> Assignment:
Of the lines below, copy those that hold the word "Monitor".

> Record set:
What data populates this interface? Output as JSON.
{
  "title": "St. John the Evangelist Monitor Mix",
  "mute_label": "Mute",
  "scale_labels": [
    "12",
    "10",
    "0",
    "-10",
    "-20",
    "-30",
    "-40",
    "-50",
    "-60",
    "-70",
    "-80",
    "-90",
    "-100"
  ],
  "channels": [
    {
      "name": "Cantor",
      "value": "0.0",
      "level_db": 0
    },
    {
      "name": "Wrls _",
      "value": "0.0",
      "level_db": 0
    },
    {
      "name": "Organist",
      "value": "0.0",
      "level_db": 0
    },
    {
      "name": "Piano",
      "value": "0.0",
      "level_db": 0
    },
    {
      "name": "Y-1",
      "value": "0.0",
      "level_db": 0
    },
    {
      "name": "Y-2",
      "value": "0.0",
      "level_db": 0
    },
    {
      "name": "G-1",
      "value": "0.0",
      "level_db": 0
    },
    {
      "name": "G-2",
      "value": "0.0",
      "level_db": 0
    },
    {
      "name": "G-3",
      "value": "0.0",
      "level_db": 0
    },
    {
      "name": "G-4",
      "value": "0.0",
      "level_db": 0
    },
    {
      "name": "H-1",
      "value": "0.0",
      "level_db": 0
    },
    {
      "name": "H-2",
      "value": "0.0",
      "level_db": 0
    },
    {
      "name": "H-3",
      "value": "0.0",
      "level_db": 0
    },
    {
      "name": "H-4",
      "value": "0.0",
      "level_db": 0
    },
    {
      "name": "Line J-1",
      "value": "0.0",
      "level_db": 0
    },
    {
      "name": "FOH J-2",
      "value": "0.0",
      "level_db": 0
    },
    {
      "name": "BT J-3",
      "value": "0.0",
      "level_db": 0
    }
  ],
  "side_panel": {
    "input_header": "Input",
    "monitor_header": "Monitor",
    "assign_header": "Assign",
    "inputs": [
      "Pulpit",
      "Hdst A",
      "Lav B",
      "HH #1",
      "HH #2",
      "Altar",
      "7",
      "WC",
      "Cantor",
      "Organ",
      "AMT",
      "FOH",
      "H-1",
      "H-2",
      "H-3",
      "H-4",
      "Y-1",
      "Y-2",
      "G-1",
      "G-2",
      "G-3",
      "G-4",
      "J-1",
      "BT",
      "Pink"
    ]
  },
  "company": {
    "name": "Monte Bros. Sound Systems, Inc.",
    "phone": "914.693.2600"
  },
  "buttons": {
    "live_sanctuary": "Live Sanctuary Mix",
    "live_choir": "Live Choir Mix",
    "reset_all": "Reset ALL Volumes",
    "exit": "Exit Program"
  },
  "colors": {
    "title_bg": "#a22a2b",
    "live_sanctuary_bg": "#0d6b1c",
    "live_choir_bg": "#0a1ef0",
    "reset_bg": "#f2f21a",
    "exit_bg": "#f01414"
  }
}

> Solution for this exercise:
  "title": "St. John the Evangelist Monitor Mix",
    "monitor_header": "Monitor",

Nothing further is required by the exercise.